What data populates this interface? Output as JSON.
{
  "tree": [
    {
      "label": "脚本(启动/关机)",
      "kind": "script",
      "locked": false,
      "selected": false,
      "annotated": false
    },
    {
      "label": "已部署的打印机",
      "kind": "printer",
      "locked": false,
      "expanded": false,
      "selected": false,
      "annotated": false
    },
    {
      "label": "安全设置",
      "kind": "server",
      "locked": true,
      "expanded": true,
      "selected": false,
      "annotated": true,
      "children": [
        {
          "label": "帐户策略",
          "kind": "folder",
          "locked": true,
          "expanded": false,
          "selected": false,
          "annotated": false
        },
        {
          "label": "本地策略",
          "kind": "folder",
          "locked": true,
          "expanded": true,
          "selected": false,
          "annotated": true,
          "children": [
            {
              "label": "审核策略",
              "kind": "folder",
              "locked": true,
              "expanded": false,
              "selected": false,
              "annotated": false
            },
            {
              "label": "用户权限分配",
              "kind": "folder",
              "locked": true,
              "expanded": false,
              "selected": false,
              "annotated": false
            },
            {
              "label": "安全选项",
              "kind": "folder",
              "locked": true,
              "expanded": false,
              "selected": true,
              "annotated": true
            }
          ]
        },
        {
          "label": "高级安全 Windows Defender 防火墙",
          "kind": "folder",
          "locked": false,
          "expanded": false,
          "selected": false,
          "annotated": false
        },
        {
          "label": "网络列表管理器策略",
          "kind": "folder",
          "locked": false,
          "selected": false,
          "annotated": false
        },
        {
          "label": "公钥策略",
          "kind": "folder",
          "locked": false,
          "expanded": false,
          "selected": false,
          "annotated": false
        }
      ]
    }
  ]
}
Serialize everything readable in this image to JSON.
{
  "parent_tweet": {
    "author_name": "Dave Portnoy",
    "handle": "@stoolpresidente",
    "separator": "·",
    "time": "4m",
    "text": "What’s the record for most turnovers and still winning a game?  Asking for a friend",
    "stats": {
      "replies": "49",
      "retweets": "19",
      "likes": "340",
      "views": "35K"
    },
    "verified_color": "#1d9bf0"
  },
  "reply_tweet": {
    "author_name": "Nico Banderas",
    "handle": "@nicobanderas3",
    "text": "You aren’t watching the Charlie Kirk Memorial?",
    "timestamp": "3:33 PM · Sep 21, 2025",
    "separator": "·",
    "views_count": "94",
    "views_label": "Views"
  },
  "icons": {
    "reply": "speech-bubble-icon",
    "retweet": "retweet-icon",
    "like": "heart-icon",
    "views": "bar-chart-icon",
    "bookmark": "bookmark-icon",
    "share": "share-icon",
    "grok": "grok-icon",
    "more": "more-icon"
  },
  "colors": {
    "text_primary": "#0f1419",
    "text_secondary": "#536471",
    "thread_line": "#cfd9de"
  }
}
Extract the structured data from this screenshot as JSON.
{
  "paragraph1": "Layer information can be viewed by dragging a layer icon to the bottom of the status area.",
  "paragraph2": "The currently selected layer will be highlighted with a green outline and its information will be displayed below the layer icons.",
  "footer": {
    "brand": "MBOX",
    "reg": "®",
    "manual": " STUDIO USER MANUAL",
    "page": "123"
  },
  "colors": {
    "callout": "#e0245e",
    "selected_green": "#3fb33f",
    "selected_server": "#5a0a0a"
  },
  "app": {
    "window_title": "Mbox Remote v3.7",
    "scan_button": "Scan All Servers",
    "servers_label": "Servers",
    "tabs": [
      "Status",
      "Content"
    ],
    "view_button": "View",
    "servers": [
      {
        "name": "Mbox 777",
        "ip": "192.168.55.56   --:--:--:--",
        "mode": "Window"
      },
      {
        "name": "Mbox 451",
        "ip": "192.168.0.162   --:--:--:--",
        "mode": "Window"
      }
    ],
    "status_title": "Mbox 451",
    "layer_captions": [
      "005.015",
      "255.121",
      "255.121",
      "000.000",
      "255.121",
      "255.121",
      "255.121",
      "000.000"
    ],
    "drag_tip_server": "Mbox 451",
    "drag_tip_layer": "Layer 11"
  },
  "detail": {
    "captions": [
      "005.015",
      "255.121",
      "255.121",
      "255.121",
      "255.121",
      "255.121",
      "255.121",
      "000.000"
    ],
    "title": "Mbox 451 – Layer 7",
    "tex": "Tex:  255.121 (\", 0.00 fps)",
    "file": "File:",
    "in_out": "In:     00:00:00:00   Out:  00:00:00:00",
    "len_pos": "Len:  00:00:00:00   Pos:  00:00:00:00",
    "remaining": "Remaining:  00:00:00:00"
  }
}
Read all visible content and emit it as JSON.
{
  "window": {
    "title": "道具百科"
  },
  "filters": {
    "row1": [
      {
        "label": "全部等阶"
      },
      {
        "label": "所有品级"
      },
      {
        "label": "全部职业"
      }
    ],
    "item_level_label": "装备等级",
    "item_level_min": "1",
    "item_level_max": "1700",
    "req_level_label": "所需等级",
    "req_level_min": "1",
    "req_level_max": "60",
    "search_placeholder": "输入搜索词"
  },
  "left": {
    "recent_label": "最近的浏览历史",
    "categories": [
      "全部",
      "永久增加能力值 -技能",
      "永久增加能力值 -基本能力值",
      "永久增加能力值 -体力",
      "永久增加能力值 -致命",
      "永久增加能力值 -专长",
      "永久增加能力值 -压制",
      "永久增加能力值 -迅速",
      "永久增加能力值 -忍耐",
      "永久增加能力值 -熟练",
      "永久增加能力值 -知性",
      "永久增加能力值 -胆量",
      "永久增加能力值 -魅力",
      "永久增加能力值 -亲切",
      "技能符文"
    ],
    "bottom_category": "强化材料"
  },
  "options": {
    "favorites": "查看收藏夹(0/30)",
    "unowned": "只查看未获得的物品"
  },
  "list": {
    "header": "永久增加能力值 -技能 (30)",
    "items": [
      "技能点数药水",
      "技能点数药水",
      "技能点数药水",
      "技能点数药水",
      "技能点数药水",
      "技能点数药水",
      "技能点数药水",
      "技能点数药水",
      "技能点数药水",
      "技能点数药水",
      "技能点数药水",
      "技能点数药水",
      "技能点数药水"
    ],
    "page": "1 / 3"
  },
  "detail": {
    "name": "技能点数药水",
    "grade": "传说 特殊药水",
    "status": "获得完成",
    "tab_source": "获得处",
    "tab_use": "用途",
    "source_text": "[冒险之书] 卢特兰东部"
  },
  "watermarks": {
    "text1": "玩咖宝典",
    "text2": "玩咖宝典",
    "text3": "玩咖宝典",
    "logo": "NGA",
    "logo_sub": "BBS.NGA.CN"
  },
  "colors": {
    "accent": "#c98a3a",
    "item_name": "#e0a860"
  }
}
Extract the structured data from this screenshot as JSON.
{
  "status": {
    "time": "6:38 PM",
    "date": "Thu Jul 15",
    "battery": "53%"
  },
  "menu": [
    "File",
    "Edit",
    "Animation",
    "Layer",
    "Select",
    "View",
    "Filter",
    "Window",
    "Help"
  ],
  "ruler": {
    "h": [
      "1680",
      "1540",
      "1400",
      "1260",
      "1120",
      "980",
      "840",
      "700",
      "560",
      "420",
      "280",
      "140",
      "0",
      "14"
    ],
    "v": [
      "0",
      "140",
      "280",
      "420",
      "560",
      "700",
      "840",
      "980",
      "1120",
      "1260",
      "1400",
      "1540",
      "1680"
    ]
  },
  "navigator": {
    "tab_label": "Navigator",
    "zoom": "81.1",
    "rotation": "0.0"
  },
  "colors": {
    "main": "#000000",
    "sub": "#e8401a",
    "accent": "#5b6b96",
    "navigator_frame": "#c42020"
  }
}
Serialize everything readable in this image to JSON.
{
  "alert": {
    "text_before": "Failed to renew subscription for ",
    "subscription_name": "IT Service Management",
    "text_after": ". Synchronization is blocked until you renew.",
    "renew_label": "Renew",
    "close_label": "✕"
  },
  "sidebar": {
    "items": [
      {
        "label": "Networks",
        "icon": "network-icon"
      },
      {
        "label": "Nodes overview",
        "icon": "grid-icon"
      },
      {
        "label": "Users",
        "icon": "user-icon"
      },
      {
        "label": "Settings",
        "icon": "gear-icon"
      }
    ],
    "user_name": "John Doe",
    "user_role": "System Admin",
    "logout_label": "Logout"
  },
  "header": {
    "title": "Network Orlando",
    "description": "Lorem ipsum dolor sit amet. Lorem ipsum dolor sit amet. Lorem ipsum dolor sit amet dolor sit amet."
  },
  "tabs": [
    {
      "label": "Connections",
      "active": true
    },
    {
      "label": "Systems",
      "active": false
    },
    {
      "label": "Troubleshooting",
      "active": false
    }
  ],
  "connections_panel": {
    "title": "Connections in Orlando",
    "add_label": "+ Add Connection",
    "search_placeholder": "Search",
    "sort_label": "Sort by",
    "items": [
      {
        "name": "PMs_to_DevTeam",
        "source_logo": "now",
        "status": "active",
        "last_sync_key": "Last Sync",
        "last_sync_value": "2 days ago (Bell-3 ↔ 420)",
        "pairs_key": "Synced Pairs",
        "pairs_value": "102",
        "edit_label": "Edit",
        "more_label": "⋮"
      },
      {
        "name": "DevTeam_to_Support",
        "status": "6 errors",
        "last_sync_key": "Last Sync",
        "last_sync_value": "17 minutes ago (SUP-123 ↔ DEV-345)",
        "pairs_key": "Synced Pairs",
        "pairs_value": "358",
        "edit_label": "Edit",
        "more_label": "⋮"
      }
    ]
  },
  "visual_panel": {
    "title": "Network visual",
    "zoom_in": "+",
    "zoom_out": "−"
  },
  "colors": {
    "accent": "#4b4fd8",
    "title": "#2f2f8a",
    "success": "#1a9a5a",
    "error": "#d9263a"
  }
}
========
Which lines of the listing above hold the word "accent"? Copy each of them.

> _Answer space_:
    "accent": "#c98a3a",
    "accent": "#5b6b96",
    "accent": "#4b4fd8",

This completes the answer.